It would seem apt to write about the US presidential election and an easy way to write a long blog full of conjecture and opinions to fill space. However, I aim to use this blog to highlight how media attention can vary so wildly with regards to how a campaign or issue is covered.
I wanted to delve further in to how campaigns are covered and look at not only what is covered but also the content that isn’t covered.
Coverage that can’t be covered
Some other contentious topics alongside the US presidential elections such as Britain’s exit of the EU and the migrant crisis are also gold-mine’s for negative voices and positive voices. I want to look at the voices that aren’t covered.
Whilst browsing my twitter feed, I chanced upon a United Nations Refugee Agency video showing a spoken word performance by Emi Mahmoud. It was incredible and made me wonder how certain right wing or anti-refugee & immigration media outlets would view or cover it. Would they cover it?
— UN Refugee Agency (@Refugees) October 23, 2016
To quote a few lines from the video:
“To go from bird watching to bird watching in Greece is to watch the world unfurl…”
“When an island becomes a door, who will answer?”
“Safe passage begins with asking the questions no one will dare to utter”
In a recent lecture, we learnt about positive and negative media framing of campaigns (O’Brien & Kavada, 2016), which can be due to a number of factors such as state ownership, commercialisation, who owns the media and market pressures.
An example of positive coverage which helps raise awareness of the plight of refugees, in this case in Greece, from the Belfast Telegraph (2016) below:
But a story such as this, as with over coverage of the refugee crisis is still quite standard, and frequently the human aspect of missed out.
I was particularly interested to know how a newspaper might put a negative spin on this video from the UNHCR. I had a play and created a positive and negative snippet of coverage, below:
(Credit to https://www.fodey.com/generators/newspaper/snippet.asp for their help in creating these clippings)
Pie in the sky
Whilst it is “pie in the sky” to ever have campaign material such as this spoken word video covered in such a way, it is interested to see how the UNHCR have chosen to broadcast this message.
In this case, it’s clear that the UN Refugee Agency haven’t released it through Twitter to be covered, as opposed to statistics or other material, but simply to give a unique angle on refugees.
This focus on the refugee crisis, as one that should have a focus on humans and individual stories rather than statistics, is one that was echoed at the launch of “Roads to Refuge” recently (http://www.roadtorefuge.com/).
It’s good to see other organisations take a different view and connect people who might have no prior understanding of the refugee crisis and be able to connect to case studies on a more human level.
These are, in my view, a strong case of organisations turning to “alternatives” to mainstream media coverage – one of Rucht’s (2004) ways that campaigners can deal with media framing – and are really powerful ways of conveying a message across to further understanding of this complex issue.
O’Brien, M & Kavada, A (2016). The news environment, representations of protest and alternative media.

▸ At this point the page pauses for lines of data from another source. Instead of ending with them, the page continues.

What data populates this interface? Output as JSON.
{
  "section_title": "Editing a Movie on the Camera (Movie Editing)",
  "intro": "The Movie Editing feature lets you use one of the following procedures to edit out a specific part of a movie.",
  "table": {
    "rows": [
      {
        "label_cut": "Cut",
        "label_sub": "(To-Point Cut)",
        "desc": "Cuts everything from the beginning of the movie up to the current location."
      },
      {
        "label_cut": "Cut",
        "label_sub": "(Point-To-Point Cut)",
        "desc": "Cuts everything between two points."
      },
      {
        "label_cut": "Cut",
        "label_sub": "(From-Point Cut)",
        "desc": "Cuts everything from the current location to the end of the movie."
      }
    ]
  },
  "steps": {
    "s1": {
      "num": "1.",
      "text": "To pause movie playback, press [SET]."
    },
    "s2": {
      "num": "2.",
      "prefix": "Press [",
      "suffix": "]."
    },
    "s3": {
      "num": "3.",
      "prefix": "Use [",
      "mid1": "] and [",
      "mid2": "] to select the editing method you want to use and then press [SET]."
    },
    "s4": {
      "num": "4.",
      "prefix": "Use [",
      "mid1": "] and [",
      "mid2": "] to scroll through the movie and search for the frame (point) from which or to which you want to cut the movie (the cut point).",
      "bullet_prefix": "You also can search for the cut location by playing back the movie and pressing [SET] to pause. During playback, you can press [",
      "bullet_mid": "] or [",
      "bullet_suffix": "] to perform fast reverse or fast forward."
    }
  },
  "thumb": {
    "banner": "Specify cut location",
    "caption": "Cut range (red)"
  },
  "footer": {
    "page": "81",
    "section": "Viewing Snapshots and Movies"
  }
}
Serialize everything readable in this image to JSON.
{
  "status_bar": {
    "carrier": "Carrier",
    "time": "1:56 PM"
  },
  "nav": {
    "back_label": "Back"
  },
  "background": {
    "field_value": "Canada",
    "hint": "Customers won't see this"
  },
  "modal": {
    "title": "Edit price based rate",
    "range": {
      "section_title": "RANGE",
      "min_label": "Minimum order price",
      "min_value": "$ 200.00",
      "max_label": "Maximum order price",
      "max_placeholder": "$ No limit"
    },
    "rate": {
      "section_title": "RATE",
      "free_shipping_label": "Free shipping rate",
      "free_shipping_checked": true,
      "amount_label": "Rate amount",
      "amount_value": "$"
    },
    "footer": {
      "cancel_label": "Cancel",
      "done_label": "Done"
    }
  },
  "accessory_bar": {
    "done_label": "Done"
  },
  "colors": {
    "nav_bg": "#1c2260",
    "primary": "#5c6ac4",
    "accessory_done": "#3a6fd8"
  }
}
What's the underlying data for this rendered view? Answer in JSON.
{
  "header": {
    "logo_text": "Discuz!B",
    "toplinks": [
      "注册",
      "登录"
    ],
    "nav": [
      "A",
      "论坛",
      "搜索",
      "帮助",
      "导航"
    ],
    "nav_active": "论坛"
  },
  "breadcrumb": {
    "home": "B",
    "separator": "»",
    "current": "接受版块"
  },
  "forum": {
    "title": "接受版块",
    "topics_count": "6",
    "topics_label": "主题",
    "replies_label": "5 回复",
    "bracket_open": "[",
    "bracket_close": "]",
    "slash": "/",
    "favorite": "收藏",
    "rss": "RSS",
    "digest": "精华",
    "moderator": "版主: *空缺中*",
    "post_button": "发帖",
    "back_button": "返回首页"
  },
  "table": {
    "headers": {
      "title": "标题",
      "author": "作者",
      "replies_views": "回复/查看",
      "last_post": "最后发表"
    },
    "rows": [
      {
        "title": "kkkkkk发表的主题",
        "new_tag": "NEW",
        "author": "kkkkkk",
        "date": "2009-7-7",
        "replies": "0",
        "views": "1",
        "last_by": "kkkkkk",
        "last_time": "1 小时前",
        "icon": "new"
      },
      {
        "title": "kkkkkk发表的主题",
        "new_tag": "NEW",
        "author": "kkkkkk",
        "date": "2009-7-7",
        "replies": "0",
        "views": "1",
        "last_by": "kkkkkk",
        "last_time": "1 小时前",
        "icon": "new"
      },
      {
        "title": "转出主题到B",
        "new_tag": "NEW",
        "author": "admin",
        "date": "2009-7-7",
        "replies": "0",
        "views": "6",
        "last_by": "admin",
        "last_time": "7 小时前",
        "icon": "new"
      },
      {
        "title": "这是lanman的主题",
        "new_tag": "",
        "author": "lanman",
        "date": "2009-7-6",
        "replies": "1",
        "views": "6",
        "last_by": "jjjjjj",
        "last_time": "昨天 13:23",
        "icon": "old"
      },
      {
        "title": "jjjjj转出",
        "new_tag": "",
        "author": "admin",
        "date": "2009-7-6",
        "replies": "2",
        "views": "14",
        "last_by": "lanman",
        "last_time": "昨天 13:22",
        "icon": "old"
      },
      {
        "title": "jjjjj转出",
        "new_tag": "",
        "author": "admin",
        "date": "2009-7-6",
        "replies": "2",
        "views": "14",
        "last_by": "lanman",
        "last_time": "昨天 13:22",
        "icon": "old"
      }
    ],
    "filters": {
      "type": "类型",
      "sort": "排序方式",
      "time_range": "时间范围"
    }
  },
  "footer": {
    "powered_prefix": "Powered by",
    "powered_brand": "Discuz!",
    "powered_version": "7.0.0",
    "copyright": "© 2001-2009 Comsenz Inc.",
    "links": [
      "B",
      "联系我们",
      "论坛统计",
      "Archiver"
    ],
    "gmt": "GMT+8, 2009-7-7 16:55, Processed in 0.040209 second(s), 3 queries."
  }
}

University of Westminster. 7th October 2016. Available at: https://learning.westminster.ac.uk/bbcswebdav/pid-1770738-dt-content-rid-4463481_1/courses/7MEDS013W.1.2016/News%20media%20and%20representations%20of%20protest%202016-%20Lecture.pdf. (Accessed 15 November 2016)
Rucht, D., Nixon, P.G., Loader, B.D. and van de Donk, W. (2004) Cyberprotest: New media, citizens and social movements. London, United Kingdom: Routledge.
Belfast Telegraph (2016) UNHCR says up to 240 dead in wrecks off Libya. Available at: http://www.belfasttelegraph.co.uk/news/world-news/unhcr-says-up-to-240-dead-in-wrecks-off-libya-35185408.html (Accessed: 15 November 2016).
*This blog has been written as part of my Media, Campaigning and Social Change MA (Part time) at the University of Westminster, for more information about this course please view: http://www.westminster.ac.uk/MACampaigning.